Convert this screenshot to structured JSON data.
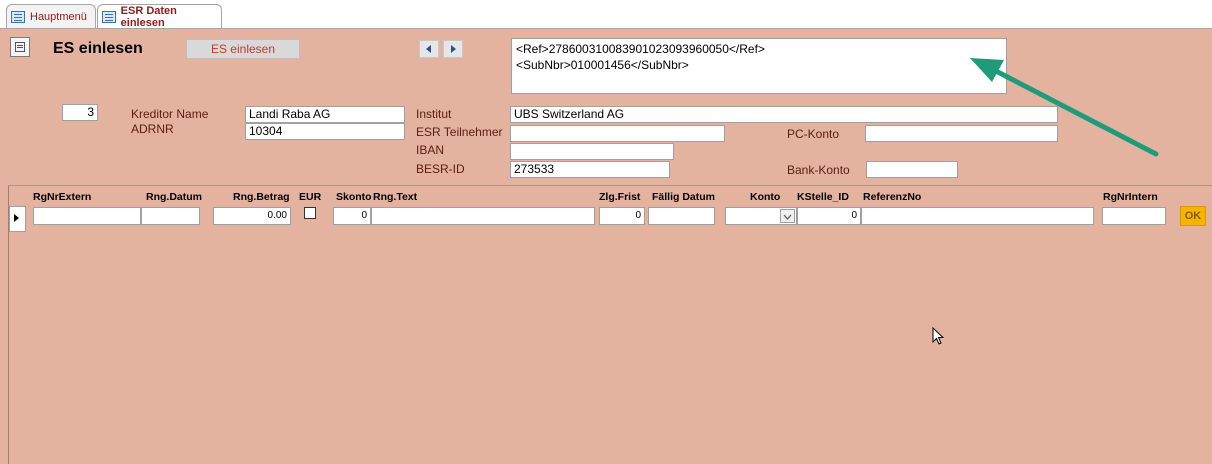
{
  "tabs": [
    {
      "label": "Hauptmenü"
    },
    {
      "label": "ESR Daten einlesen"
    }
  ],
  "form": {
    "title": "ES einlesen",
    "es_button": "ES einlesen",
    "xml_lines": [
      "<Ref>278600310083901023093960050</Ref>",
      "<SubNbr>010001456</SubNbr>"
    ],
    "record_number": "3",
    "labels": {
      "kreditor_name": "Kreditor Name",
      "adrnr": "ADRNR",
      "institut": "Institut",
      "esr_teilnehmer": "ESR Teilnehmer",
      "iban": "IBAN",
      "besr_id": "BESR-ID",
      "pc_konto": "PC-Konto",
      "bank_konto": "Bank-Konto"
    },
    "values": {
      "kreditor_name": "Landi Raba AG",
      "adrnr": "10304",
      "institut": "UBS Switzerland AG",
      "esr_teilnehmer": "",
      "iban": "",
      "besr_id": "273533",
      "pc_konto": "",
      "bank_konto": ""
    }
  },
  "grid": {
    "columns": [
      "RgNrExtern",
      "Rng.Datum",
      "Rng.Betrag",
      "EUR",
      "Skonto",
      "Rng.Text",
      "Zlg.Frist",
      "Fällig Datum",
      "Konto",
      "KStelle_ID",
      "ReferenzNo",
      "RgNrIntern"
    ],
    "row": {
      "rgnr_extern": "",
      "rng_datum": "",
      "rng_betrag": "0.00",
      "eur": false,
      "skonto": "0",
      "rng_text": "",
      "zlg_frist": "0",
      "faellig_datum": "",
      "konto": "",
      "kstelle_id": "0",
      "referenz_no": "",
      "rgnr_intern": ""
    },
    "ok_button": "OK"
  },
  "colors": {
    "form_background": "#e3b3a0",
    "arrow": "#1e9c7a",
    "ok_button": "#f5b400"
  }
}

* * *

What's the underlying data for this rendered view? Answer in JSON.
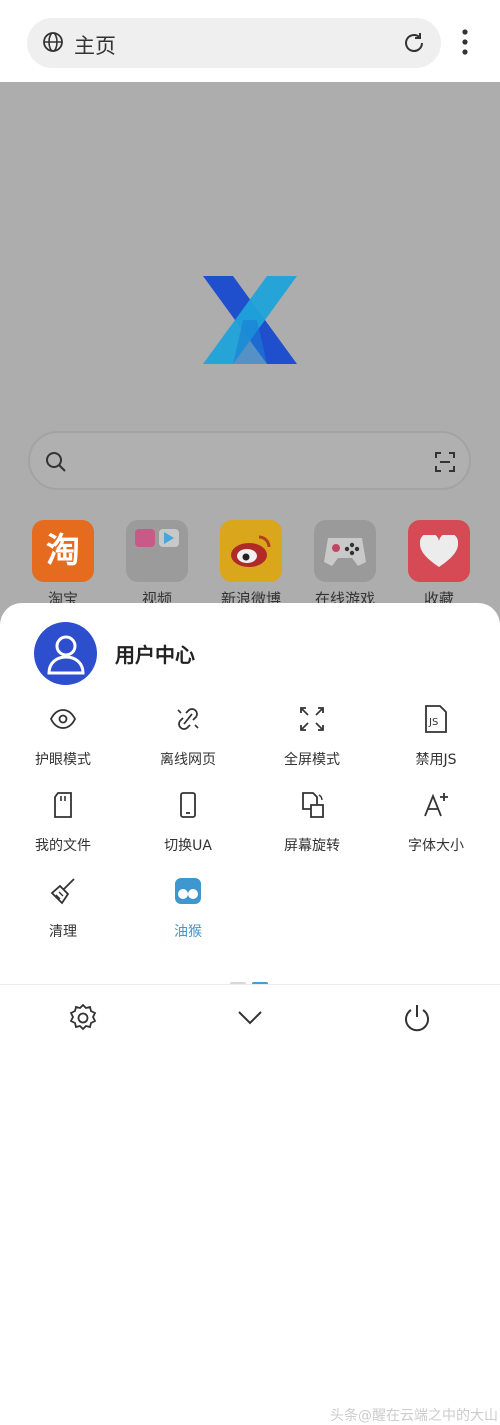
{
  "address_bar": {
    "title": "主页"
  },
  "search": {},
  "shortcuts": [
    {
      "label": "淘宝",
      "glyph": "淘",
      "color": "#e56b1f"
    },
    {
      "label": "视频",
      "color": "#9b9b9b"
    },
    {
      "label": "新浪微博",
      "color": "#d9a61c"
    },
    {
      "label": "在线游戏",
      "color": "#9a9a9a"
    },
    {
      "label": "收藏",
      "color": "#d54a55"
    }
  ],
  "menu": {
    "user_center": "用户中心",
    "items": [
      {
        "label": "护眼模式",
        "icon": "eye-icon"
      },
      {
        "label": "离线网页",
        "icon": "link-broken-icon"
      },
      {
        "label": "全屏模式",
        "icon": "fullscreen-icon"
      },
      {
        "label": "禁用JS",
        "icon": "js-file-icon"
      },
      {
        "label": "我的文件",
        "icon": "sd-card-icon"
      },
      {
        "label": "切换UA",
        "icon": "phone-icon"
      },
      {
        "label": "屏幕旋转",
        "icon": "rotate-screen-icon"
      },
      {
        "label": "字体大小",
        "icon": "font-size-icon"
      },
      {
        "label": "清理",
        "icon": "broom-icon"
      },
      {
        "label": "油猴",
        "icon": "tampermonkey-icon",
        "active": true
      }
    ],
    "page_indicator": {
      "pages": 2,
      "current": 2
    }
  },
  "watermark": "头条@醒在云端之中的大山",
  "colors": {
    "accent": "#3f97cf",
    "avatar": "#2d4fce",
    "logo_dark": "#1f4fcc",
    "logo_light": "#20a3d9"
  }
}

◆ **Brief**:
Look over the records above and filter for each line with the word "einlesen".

◆ **Solved problem**:
      "label": "ESR Daten einlesen"
    "title": "ES einlesen",
    "es_button": "ES einlesen",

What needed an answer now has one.